The Wild hope their franchise history versus the Bruins can help them avoid matching their longest losing streak of the season. Boston is banking on Minnesota's offensive woes continuing.
With just two losses in 11 all-time meetings, the Wild look to snap a seven- game slide this afternoon versus the Bruins.
Minnesota sat atop the NHL standings at one point in December, but has lost 23 of its past 28 to fall six points out of a playoff spot in the Western Conference. The Wild's free-fall began with a season-high eight-game slide and they have been held to one goal or less five times over their current losing streak.
They were shut out for the first time on the seven-game skid Saturday, falling 4-0 in St. Louis. Josh Harding got the start in net and allowed all four goals on 34 shots for a Minnesota club that hasn't won since Feb. 2.
"They played a great game, no question," Wild head coach Mike Yeo said. "We came out with the right mindset, but there are definitely things we need to improve on."
The Wild have had a great deal of success versus the Bruins since entering the league in 2000-01, going 9-1-1 in the 11 encounters.
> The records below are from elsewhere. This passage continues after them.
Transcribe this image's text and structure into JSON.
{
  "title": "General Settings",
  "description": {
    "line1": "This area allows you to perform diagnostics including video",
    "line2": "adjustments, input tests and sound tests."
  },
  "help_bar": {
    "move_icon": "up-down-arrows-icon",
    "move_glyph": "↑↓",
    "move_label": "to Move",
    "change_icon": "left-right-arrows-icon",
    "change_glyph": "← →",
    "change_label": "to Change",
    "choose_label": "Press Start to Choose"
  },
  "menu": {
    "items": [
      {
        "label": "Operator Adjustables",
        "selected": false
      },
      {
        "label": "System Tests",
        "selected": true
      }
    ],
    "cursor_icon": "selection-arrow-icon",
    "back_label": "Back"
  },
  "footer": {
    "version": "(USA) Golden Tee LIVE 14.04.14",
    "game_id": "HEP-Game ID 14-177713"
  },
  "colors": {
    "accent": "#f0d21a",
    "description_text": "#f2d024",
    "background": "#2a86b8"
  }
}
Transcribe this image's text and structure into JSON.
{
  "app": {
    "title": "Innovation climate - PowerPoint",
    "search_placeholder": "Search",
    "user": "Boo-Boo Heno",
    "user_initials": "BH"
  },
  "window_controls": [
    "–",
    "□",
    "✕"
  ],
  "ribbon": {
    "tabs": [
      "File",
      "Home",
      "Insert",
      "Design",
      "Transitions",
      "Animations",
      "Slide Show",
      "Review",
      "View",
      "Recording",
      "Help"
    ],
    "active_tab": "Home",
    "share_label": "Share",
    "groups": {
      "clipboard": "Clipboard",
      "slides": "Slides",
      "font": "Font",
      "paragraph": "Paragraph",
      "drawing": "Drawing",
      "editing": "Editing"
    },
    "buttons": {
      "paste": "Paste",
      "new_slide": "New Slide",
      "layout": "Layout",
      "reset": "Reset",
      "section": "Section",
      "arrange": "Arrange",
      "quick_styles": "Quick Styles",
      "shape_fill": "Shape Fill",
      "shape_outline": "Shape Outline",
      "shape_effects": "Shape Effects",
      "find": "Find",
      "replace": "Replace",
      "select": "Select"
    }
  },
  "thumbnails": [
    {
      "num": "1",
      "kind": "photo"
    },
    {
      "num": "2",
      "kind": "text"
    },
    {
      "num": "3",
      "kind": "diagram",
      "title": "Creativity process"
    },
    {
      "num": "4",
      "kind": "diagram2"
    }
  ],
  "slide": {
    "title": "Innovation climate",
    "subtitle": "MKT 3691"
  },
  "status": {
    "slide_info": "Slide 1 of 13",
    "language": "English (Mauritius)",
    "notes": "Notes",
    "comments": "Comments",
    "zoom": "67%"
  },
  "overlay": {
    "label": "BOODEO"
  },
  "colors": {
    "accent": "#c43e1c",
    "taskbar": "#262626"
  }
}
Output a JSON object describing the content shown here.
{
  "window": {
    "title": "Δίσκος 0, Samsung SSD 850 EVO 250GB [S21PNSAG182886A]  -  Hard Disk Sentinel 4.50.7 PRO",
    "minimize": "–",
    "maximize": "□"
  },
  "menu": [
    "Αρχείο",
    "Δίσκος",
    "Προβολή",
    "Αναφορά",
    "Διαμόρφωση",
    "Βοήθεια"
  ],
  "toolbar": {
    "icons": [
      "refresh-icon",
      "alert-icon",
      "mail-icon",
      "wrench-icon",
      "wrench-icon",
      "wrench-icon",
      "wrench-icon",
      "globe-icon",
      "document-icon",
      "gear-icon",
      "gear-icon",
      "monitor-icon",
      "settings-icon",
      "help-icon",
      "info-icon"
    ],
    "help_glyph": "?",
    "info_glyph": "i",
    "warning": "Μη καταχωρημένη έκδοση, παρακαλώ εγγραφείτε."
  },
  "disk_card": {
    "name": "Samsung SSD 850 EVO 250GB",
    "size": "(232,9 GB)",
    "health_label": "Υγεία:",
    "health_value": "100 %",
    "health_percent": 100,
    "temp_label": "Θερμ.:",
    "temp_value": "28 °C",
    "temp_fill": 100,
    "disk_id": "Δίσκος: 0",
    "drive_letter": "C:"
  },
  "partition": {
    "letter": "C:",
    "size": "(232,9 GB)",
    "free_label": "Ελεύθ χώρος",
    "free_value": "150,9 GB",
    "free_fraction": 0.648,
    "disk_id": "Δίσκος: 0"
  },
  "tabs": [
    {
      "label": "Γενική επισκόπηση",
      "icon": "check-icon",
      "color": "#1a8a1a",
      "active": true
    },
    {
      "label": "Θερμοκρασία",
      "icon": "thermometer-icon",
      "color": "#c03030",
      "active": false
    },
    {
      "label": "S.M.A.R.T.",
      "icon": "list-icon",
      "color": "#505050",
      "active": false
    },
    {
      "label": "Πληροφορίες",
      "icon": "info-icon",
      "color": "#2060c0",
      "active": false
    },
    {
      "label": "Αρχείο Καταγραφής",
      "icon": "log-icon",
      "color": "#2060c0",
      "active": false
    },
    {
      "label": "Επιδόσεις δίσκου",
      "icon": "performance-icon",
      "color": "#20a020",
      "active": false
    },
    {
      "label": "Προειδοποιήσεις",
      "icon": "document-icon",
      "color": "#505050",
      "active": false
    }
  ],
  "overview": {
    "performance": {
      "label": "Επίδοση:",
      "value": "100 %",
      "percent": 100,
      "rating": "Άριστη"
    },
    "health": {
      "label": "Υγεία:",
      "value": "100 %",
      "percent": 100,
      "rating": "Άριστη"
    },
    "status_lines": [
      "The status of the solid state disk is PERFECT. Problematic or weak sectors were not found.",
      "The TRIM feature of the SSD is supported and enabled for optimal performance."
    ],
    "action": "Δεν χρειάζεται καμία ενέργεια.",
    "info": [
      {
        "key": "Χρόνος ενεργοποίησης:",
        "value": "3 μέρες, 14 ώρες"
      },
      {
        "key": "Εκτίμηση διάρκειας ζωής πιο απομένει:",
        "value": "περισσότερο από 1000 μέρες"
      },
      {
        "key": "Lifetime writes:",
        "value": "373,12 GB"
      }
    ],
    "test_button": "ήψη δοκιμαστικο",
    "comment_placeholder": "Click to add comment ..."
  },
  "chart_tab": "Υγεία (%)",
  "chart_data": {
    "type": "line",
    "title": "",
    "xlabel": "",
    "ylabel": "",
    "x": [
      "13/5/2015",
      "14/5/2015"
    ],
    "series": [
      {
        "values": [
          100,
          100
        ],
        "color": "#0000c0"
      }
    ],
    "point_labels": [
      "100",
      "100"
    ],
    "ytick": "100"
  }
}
They have outscored Boston 33-16 over that time, but both setbacks in this series have come at home. That includes a 2-1 shootout defeat in the last meeting at Minnesota on Nov. 25, 2009.
The Bruins hope to get back on a consistent track this afternoon as they have split the first two of a six-game road trip and are 11-10-1 since a seven-game win streak in December.
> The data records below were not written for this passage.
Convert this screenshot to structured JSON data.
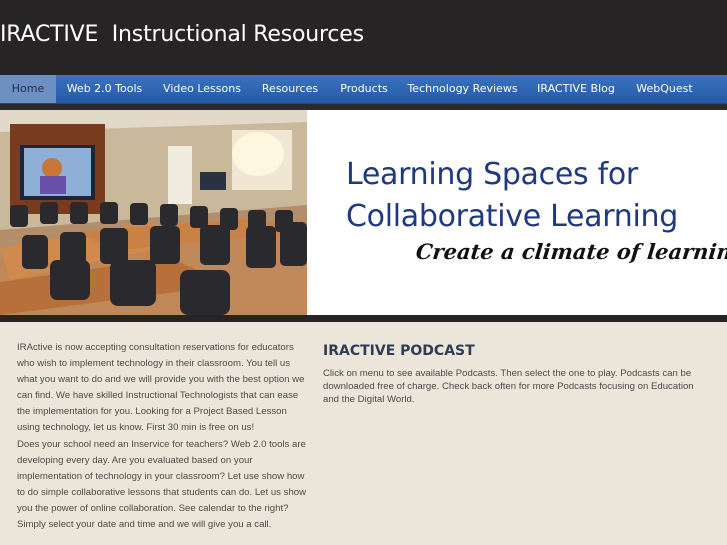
{
  "header": {
    "site_title": "IRACTIVE  Instructional Resources"
  },
  "nav": {
    "items": [
      {
        "label": "Home",
        "active": true
      },
      {
        "label": "Web 2.0 Tools"
      },
      {
        "label": "Video Lessons"
      },
      {
        "label": "Resources"
      },
      {
        "label": "Products"
      },
      {
        "label": "Technology Reviews"
      },
      {
        "label": "IRACTIVE Blog"
      },
      {
        "label": "WebQuest"
      }
    ]
  },
  "banner": {
    "headline_line1": "Learning Spaces for",
    "headline_line2": "Collaborative Learning",
    "tagline": "Create a climate of learning"
  },
  "main": {
    "left_paragraphs": [
      "IRActive is now accepting consultation reservations for educators who wish to implement technology in their classroom. You tell us what you want to do and we will provide you with the best option we can find. We have skilled Instructional Technologists that can ease the implementation for you. Looking for a Project Based Lesson using technology, let us know. First 30 min is free on us!",
      "Does your school need an Inservice for teachers? Web 2.0 tools are developing every day. Are you evaluated based on your implementation of technology in your classroom? Let use show how to do simple collaborative lessons that students can do. Let us show you the power of online collaboration. See calendar to the right? Simply select your date and time and we will give you a call."
    ],
    "podcast_title": "IRACTIVE PODCAST",
    "podcast_text": "Click on menu to see available Podcasts. Then select the one to play. Podcasts can be downloaded free of charge. Check back often for more Podcasts focusing on Education and the Digital World."
  },
  "colors": {
    "header_bg": "#262424",
    "nav_bg": "#2f66b4",
    "nav_active_bg": "#6e8fc1",
    "headline": "#1f3880",
    "content_bg": "#ece6da"
  }
}
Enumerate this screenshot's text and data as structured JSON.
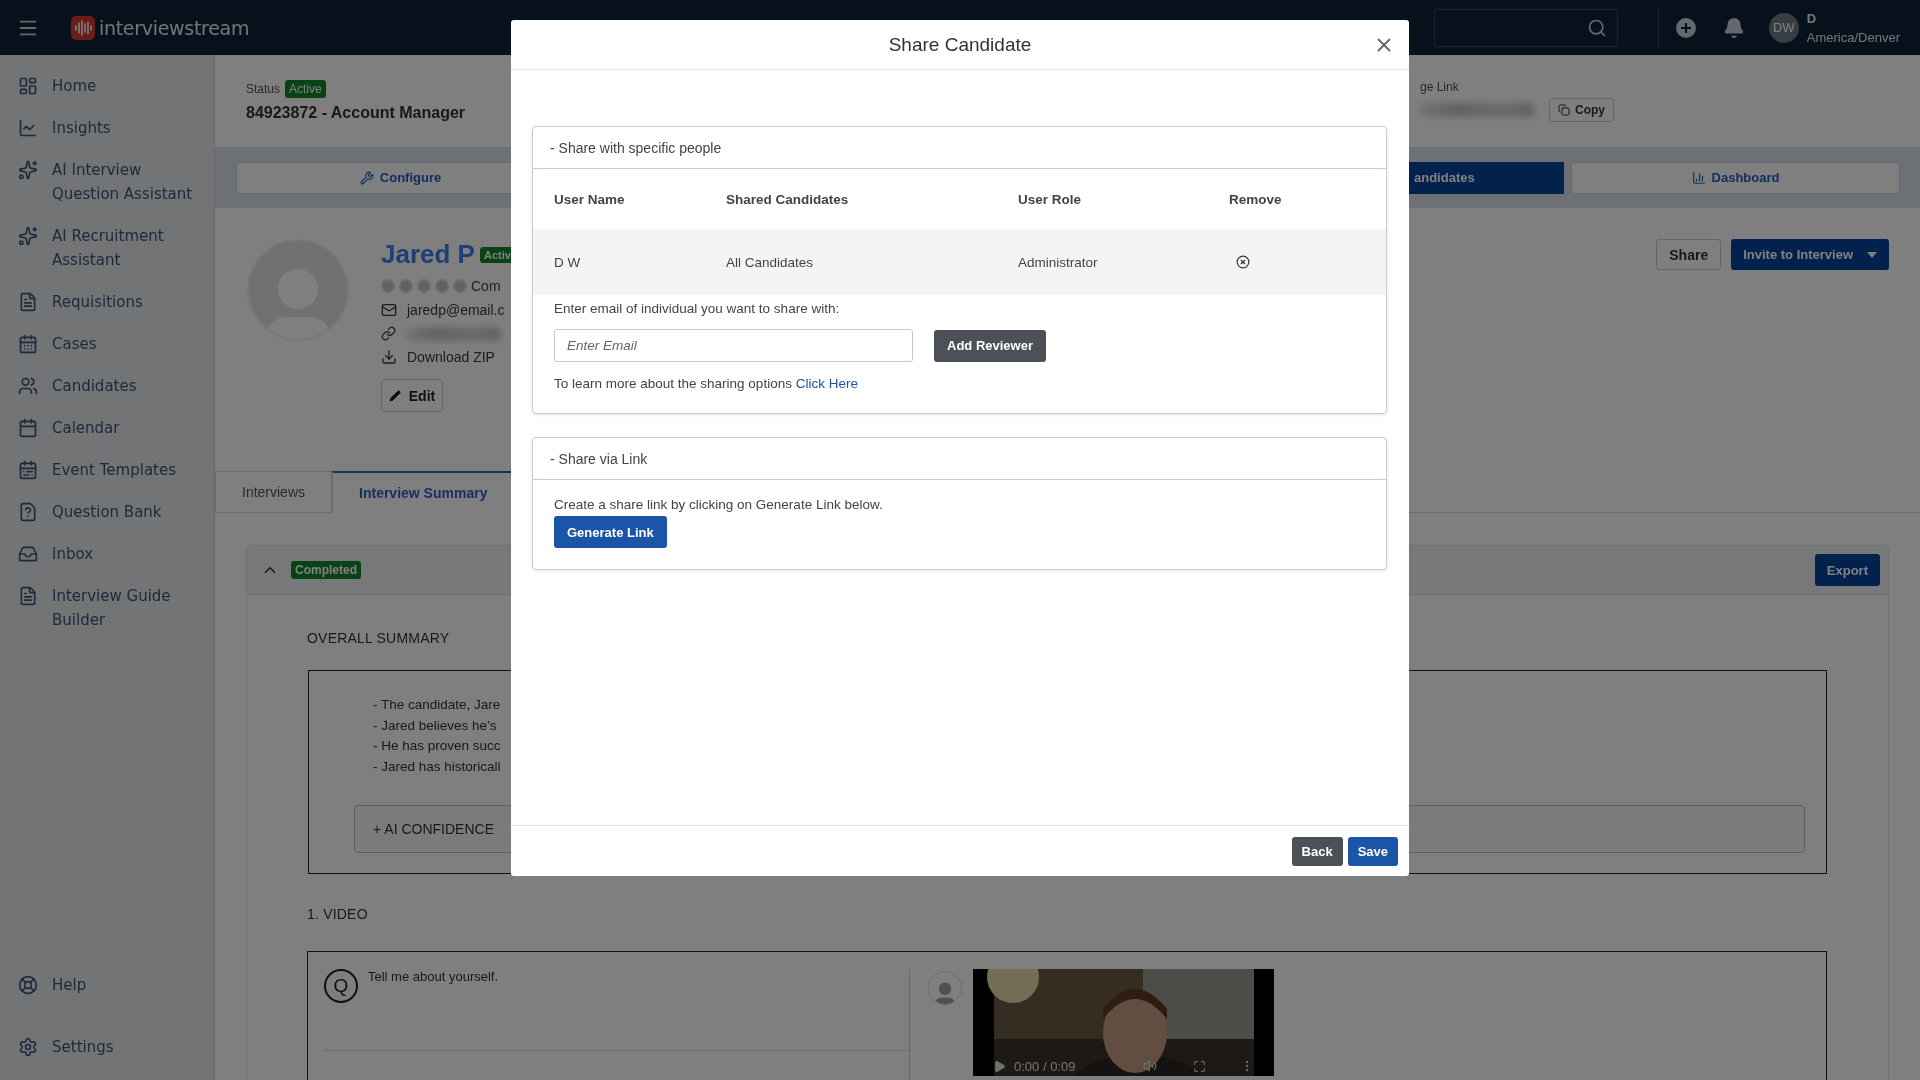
{
  "header": {
    "brand": "interviewstream",
    "user": {
      "initials": "DW",
      "name": "D",
      "timezone": "America/Denver"
    }
  },
  "sidebar": {
    "items": [
      {
        "label": "Home"
      },
      {
        "label": "Insights"
      },
      {
        "label": "AI Interview Question Assistant"
      },
      {
        "label": "AI Recruitment Assistant"
      },
      {
        "label": "Requisitions"
      },
      {
        "label": "Cases"
      },
      {
        "label": "Candidates"
      },
      {
        "label": "Calendar"
      },
      {
        "label": "Event Templates"
      },
      {
        "label": "Question Bank"
      },
      {
        "label": "Inbox"
      },
      {
        "label": "Interview Guide Builder"
      }
    ],
    "footer_items": [
      {
        "label": "Help"
      },
      {
        "label": "Settings"
      }
    ]
  },
  "requisition": {
    "status_label": "Status",
    "status": "Active",
    "title": "84923872 - Account Manager",
    "link_label": "ge Link",
    "copy_button": "Copy"
  },
  "nav_tabs": [
    {
      "label": "Configure",
      "selected": false
    },
    {
      "label": "andidates",
      "selected": true
    },
    {
      "label": "Dashboard",
      "selected": false
    }
  ],
  "candidate": {
    "name": "Jared P",
    "status": "Activ",
    "stars": 0,
    "rating_label": "Com",
    "email": "jaredp@email.c",
    "download": "Download ZIP",
    "edit_button": "Edit"
  },
  "actions": {
    "share_button": "Share",
    "invite_button": "Invite to Interview"
  },
  "content_tabs": [
    {
      "label": "Interviews",
      "selected": false
    },
    {
      "label": "Interview Summary",
      "selected": true
    }
  ],
  "interview": {
    "status": "Completed",
    "expanded": true,
    "export_button": "Export",
    "summary_heading": "OVERALL SUMMARY",
    "summary_lines": [
      "- The candidate, Jare",
      "- Jared believes he’s",
      "- He has proven succ",
      "- Jared has historicall"
    ],
    "confidence_toggle": "+ AI CONFIDENCE",
    "questions": [
      {
        "heading": "1. VIDEO",
        "marker": "Q",
        "prompt": "Tell me about yourself.",
        "video_time": "0:00 / 0:09"
      }
    ]
  },
  "modal": {
    "title": "Share Candidate",
    "people_section": {
      "title": "- Share with specific people",
      "columns": [
        "User Name",
        "Shared Candidates",
        "User Role",
        "Remove"
      ],
      "rows": [
        {
          "user_name": "D W",
          "shared_candidates": "All Candidates",
          "user_role": "Administrator"
        }
      ],
      "email_prompt": "Enter email of individual you want to share with:",
      "email_placeholder": "Enter Email",
      "add_button": "Add Reviewer",
      "help_text": "To learn more about the sharing options",
      "help_link": "Click Here"
    },
    "link_section": {
      "title": "- Share via Link",
      "text": "Create a share link by clicking on Generate Link below.",
      "button": "Generate Link"
    },
    "footer_buttons": [
      {
        "label": "Back",
        "kind": "secondary"
      },
      {
        "label": "Save",
        "kind": "primary"
      }
    ]
  }
}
Boston skidded to its fifth loss in eight games on Friday, a 4-2 setback in Winnipeg. It has been held to three goals in those five defeats, getting shut out three times in that span.
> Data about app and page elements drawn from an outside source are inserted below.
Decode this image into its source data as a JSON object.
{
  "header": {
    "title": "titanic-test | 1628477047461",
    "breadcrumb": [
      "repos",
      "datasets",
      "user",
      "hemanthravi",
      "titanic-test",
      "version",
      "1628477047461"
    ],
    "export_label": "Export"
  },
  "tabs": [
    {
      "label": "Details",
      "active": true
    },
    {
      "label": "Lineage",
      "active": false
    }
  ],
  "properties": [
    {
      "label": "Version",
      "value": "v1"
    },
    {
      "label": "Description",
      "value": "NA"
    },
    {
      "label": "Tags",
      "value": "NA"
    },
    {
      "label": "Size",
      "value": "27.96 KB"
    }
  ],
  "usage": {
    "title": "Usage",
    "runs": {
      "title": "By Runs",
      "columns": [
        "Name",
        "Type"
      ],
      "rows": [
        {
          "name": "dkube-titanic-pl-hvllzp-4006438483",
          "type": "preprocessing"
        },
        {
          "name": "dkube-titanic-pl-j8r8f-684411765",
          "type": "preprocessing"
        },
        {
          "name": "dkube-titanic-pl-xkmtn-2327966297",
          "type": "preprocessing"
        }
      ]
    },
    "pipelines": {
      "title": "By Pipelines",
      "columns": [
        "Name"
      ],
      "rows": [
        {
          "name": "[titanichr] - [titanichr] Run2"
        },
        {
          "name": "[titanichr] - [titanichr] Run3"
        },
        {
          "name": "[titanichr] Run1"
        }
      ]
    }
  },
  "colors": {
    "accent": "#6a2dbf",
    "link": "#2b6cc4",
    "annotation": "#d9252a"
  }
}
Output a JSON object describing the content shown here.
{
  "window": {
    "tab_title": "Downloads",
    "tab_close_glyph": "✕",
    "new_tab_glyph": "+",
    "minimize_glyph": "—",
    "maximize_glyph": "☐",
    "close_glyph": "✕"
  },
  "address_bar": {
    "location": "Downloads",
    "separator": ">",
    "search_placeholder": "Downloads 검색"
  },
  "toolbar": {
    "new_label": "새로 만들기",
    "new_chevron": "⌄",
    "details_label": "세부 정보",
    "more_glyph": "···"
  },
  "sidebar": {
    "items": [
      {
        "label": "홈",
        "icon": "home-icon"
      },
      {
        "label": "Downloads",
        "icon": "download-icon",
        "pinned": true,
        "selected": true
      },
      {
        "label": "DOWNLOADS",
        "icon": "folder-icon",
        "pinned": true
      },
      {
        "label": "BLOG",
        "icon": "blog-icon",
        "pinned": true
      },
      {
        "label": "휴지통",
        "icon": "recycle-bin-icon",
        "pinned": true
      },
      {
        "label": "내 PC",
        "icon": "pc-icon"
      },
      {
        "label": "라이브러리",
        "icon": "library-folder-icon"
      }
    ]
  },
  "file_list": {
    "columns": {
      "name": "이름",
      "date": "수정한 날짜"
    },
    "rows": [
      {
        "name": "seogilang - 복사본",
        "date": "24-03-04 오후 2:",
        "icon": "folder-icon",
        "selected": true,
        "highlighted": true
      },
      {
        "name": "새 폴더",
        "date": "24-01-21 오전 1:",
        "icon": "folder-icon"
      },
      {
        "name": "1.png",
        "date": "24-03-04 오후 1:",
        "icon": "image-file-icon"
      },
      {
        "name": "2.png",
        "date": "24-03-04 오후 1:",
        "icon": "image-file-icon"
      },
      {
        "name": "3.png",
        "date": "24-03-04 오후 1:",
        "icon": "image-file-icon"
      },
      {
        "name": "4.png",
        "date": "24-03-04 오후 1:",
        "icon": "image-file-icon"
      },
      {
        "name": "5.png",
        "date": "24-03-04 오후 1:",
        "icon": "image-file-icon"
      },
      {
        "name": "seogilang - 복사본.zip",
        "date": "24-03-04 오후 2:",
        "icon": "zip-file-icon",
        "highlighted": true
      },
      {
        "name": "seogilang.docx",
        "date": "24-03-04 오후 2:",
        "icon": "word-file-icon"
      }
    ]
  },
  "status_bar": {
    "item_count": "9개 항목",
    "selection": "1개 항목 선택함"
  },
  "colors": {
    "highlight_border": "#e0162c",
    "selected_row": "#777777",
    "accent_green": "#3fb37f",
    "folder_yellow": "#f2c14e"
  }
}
"I'm not so happy about the second one because it went through me, but the first one it wasn't the hardest shot ever but it caught me in a good spot," Rask admitted of Winnipeg's first two goals.